Nor can it be successfully argued that the taxpayer purchased "goodwill," a subject matter which can be measured in money and is frequently bought and sold. The "goodwill" that is the subject of purchase and sale always involves the relations of the seller with third persons, relations of the seller with third persons, relations that exist prior to the purchase and sale. They are the relations based upon and created by the antecedent business transactions between the seller and these third persons. Such relations have no existence apart from the feelings, habits and desires of these third parties. In the case at bar there was no such "goodwill," no antecedent relations of the receiver of the payment with previous customers who will probably transfer their patronage to the payor. There is no return for the payor's money other than the resulting feelings and state of mind of the receiver itself. They are created solely and exclusively by the payment. Such feelings, so far as the law of contracts or property is concerned, cannot be regarded as a capital asset. Since no "right" was acquired the payment must be either a gift or an expenditure to promote the payor's business. Plainly it was not intended as a gift. It was a payment made to protect and promote the taxpayer's business. Such payments have been held to be deductible business expenses.
Harris Co. v. Lucas, 5 Cir., 48 F.2d 187; First Nat. Bank of Skowhegan, Maine, 35 B.T.A. 876; Edward J. Miller Co., 37 B.T.A. 830; L. Heller Son v. Commissioner, 12 T.C. 1109.
The cases cited by the Tax Court in support of its decision are distinguishable. Hickok Oil Corp. v. Commissioner, 6 Cir., 120 F.2d 133, involved the valuation of a contract for the sale of all gasoline required by Hickok for a definite term and at a definite price. Chase Candy Co. v. United States, 126 F. Supp. 521, 130 Ct.Cl. 102, involved the purchase of assets to which goodwill was attached. Here there was no purchase of goodwill. Nachman v. Commissioner, 5 Cir., 191 F.2d 934 is also distinguishable. It involved the purchase of an existing liquor license for which the purchaser paid a premium because of the renewal privilege incident to the license. By the premium payment the purchaser acquired an intangible capital asset which he could retain or sell again. The decision held that it was a non-depreciable capital asset. The question of depreciation of the ten payments to Food Fair Stores is not involved in the case at bar.

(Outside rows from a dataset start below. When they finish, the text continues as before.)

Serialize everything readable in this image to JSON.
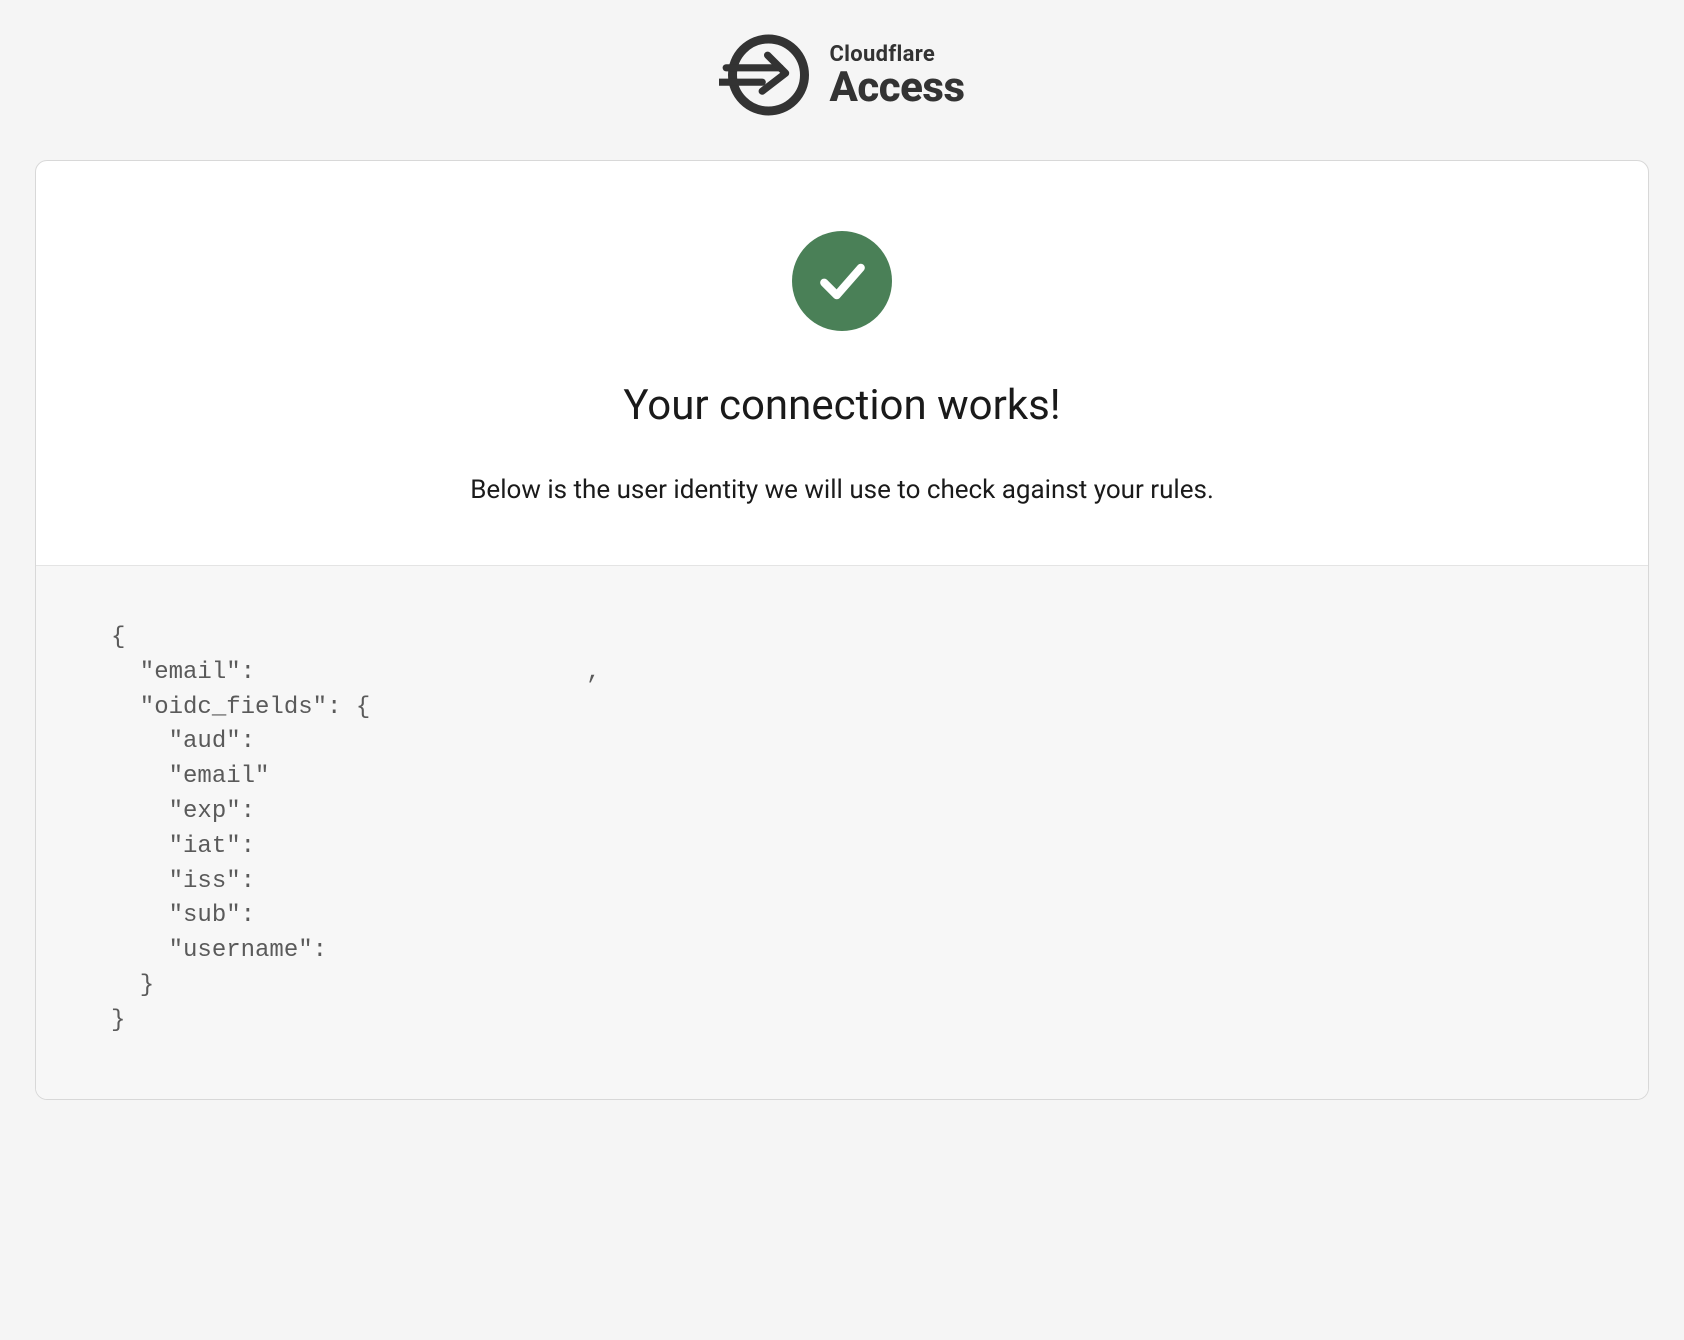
{
  "header": {
    "brand": "Cloudflare",
    "product": "Access"
  },
  "main": {
    "title": "Your connection works!",
    "subtitle": "Below is the user identity we will use to check against your rules."
  },
  "identity": {
    "code_text": "{\n  \"email\":                       ,\n  \"oidc_fields\": {\n    \"aud\":\n    \"email\"\n    \"exp\":\n    \"iat\":\n    \"iss\":\n    \"sub\":\n    \"username\":\n  }\n}"
  }
}
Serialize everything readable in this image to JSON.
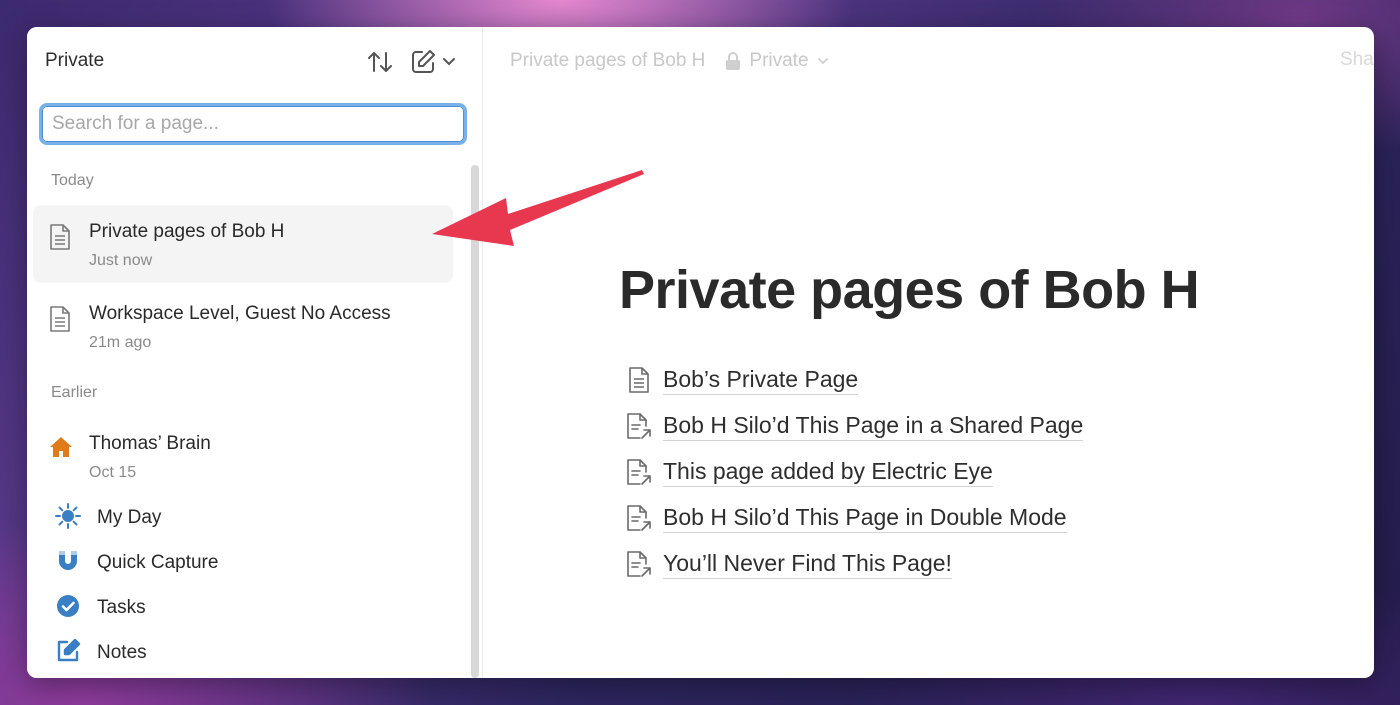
{
  "sidebar": {
    "title": "Private",
    "search_placeholder": "Search for a page...",
    "sections": {
      "today": "Today",
      "earlier": "Earlier"
    },
    "pages": [
      {
        "title": "Private pages of Bob H",
        "time": "Just now",
        "icon": "page-icon",
        "active": true
      },
      {
        "title": "Workspace Level, Guest No Access",
        "time": "21m ago",
        "icon": "page-icon",
        "active": false
      },
      {
        "title": "Thomas’ Brain",
        "time": "Oct 15",
        "icon": "house-icon",
        "active": false
      }
    ],
    "nav": [
      {
        "label": "My Day",
        "icon": "sun-icon"
      },
      {
        "label": "Quick Capture",
        "icon": "magnet-icon"
      },
      {
        "label": "Tasks",
        "icon": "check-circle-icon"
      },
      {
        "label": "Notes",
        "icon": "edit-note-icon"
      }
    ]
  },
  "topbar": {
    "breadcrumb": "Private pages of Bob H",
    "privacy": "Private",
    "share": "Share"
  },
  "main": {
    "title": "Private pages of Bob H",
    "links": [
      {
        "label": "Bob’s Private Page",
        "icon": "page-icon"
      },
      {
        "label": "Bob H Silo’d This Page in a Shared Page",
        "icon": "page-link-icon"
      },
      {
        "label": "This page added by Electric Eye",
        "icon": "page-link-icon"
      },
      {
        "label": "Bob H Silo’d This Page in Double Mode",
        "icon": "page-link-icon"
      },
      {
        "label": "You’ll Never Find This Page!",
        "icon": "page-link-icon"
      }
    ]
  },
  "colors": {
    "accent_house": "#e07b1a",
    "accent_blue": "#3a7fc4",
    "arrow_red": "#e8384f",
    "focus_ring": "#7ab0e8"
  }
}
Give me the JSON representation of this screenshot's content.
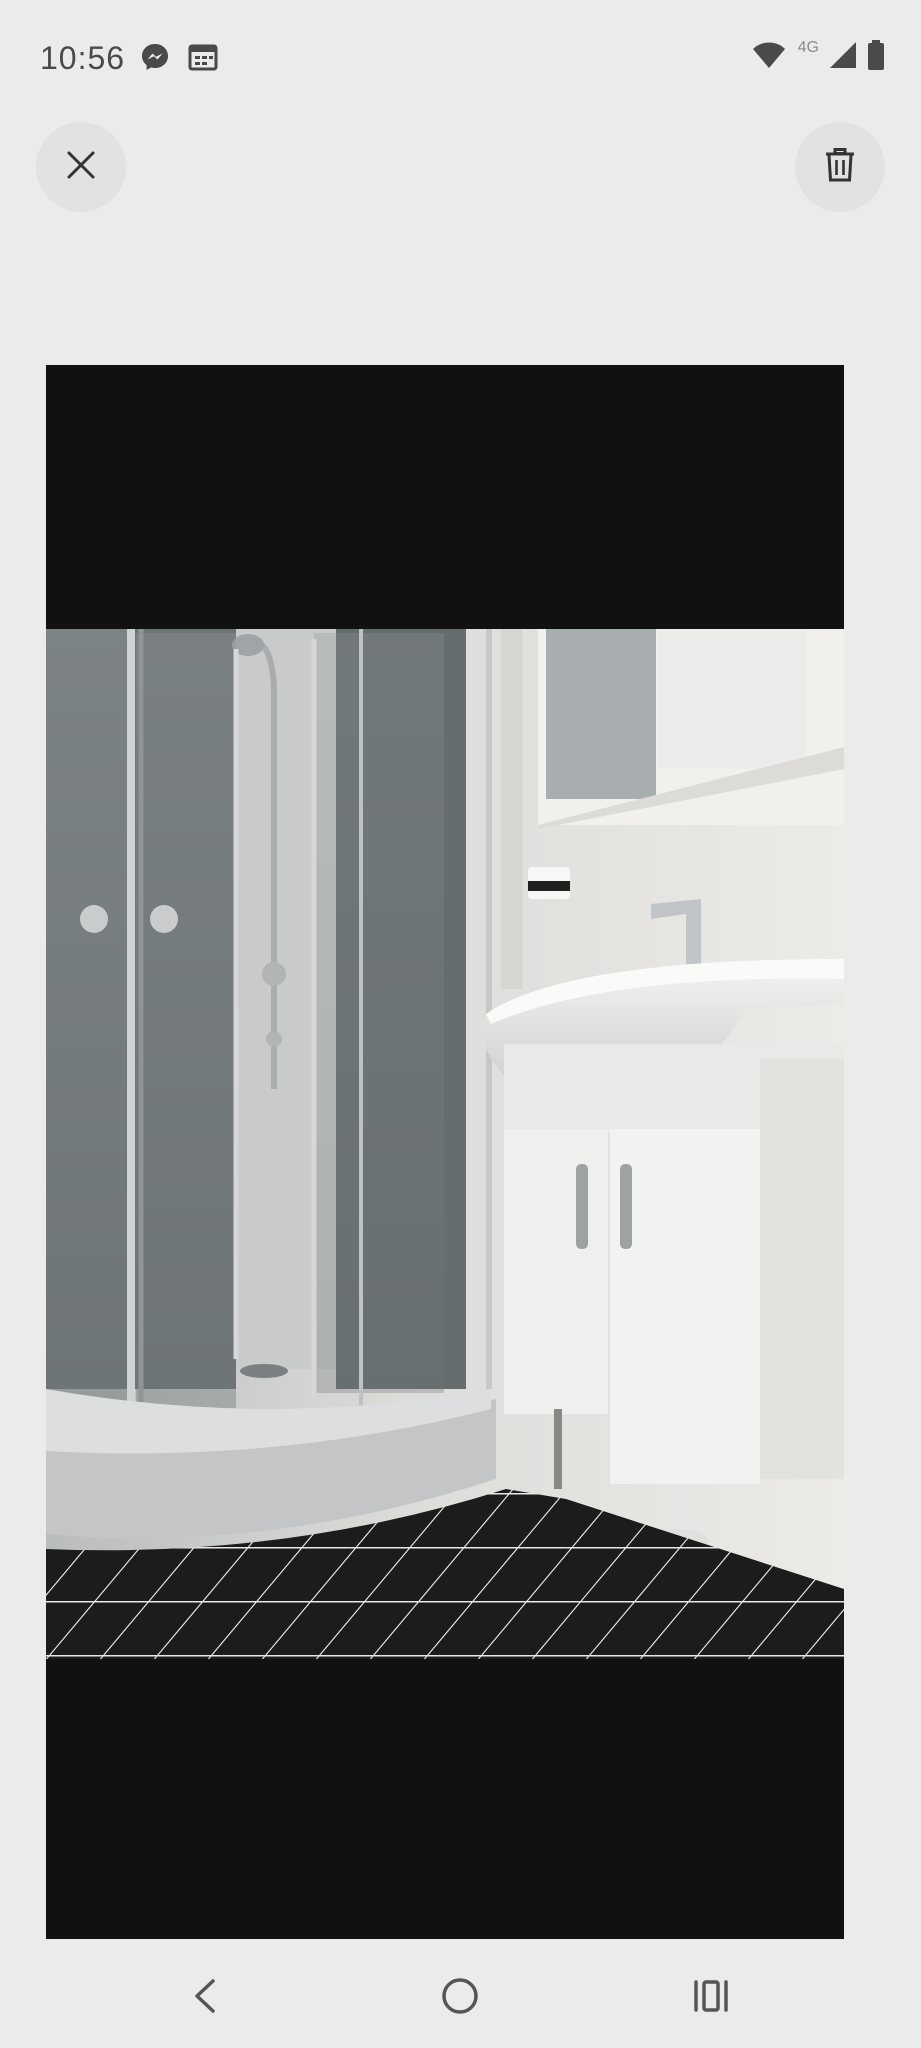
{
  "status_bar": {
    "time": "10:56",
    "network_label": "4G",
    "icons": [
      "messenger-icon",
      "calendar-icon",
      "wifi-icon",
      "cellular-signal-icon",
      "battery-icon"
    ]
  },
  "toolbar": {
    "close_icon": "close-icon",
    "delete_icon": "trash-icon"
  },
  "photo": {
    "subject": "bathroom-photo"
  },
  "nav_bar": {
    "icons": [
      "back-icon",
      "home-icon",
      "recents-icon"
    ]
  },
  "colors": {
    "background": "#ebebeb",
    "button_bg": "#e2e2e2",
    "letterbox": "#111111",
    "icon": "#333333"
  }
}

The decision is reversed and the cause remanded for recomputation of the tax.